Taleo, another major recruiting software vendor, also has been steering customers away from a conceptual search feature it offers. The company recommends using other search and screening tools that come with its product. Not unlike Peopleclick, Taleo is concerned that results from its conceptual search engine could be seen as subjective. But the company believes its conceptual search will pass muster under the rule should customers want to use it. “We’re very comfortable (that) we meet the requirements,” says Chris Tratar, director of product marketing at Taleo.
Taleo says its conceptual search tool does not generate new search terms.
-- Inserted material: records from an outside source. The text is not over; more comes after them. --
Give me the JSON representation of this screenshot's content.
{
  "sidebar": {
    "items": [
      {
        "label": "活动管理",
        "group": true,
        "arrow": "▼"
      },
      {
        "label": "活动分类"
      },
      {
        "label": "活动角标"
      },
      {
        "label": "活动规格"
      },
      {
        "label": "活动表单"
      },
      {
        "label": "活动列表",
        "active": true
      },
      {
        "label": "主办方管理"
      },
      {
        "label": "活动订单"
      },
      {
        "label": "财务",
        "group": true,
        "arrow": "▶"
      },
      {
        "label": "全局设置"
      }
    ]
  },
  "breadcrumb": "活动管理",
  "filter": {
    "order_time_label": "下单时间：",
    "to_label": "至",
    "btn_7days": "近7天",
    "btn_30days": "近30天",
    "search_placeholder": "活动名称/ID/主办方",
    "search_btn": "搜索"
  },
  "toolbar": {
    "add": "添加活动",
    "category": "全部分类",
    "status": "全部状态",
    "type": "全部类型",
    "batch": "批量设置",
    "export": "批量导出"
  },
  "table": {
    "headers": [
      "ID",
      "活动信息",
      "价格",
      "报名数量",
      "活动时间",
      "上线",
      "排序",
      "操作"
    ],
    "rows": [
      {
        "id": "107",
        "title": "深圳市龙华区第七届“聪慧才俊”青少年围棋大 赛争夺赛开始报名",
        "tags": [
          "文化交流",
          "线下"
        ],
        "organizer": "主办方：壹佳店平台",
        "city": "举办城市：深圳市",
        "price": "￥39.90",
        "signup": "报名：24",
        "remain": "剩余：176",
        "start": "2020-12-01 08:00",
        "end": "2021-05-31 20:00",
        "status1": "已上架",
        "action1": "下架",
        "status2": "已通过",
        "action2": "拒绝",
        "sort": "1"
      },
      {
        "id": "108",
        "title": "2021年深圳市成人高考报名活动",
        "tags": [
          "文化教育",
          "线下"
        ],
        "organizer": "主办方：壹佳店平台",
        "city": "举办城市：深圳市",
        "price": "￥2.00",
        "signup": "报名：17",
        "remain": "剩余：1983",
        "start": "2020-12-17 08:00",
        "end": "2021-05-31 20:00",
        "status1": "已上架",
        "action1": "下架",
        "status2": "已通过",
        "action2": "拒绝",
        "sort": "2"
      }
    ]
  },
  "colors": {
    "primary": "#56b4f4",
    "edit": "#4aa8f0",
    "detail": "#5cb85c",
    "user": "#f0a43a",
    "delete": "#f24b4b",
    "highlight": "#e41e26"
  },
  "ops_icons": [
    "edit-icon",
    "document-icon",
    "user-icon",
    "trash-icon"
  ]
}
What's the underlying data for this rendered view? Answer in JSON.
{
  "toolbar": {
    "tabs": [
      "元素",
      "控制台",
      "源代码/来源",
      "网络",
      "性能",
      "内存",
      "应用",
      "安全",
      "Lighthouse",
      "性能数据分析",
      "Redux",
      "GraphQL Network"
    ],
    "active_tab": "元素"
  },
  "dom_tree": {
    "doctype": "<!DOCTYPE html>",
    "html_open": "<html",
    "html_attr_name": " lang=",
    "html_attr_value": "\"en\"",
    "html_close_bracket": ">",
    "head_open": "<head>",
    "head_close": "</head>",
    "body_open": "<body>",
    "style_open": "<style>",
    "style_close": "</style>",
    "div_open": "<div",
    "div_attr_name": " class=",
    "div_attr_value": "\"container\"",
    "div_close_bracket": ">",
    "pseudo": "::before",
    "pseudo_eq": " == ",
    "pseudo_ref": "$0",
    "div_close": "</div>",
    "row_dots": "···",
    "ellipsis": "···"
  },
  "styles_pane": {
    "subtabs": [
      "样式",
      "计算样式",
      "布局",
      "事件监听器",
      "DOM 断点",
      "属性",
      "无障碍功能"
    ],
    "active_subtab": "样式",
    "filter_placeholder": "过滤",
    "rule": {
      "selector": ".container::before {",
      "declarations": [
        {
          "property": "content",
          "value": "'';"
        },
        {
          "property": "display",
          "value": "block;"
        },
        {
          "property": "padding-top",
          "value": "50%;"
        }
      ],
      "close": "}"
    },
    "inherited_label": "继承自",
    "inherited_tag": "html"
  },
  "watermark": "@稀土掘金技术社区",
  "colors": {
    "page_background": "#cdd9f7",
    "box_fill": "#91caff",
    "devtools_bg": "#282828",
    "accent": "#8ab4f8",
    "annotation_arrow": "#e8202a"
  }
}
The feature, based on technology from software firm Autonomy, “converts the text block into numbers and searches for matches in the patterns created by the numbers,” Taleo said in a statement. “The number pattern or ‘digital signature’ that is created is an exact numerical representation of the exact text put in.”
In Taleo’s conceptual search product, the “digital signature” is not made visible to the user, but is retained by the system and could be accessed in case of an audit, Tratar says.
Nonetheless, he argues that capturing the user’s search input satisfies the rule. “All the regulations require is that you save the criteria upon which you searched, not how the search was done technically,” he says.
James of the OFCCP suggests that tech companies and their customers pay close attention to whether search tools alter the nature of the query. “Software vendors should advise their clients about possible changes to a client’s search criteria made by hidden features of the software product,” James wrote in an e-mail to Workforce Management, “so that the client firms can make informed decisions about actions for which they are accountable.”
Analyst Crispin says most recruiting technology vendors up to now have failed to provide good tools to help customers meet the new rule. Exceptions, he says, include recruiting software firms BrassRing and Peopleclick as well as the major online job boards–Monster.com, Yahoo HotJobs and CareerBuilder.com.
A key question is whether the Equal Employment Opportunity Commission will follow the OFCCP’s lead with an Internet applicant rule. The EEOC, whose guidelines apply to all U.S. employers with 15 or more employees, is part of a four-agency group that issued a proposal similar to the new OFCCP rule in 2004. The EEOC conceivably could adopt that proposal as a formal rule. But Carol Miaskoff, EEOC assistant legal counsel, says the commission does not expect to take action on the proposal in the “near future.”
Despite the uncertainties and the scramble to change technologies and practices, Barton sees a beneficial side effect of the OFCCP’s new rule. She notices recruiters specializing as either “hunters,” who find candidates, or “farmers,” who nurture candidates into potential hires. While hunters must develop a firm grasp of recruiting technology and the new OFCCP rule, farmers can avoid those tasks. The new rule, in other words, is leading to more efficient corporate staffing departments. “It will drive some best practices around the role of recruiters,” Barton says.
How well recruiters and firms are complying with the Internet applicant regulation probably won’t be clear for some time. Audits normally cover a period beginning at least six months prior, and they can last 12 to 18 months, James says. “We’re not going to know until 2007,” he says.
Workforce Management, March 27, 2006, pp. 45-46 — Subscribe Now!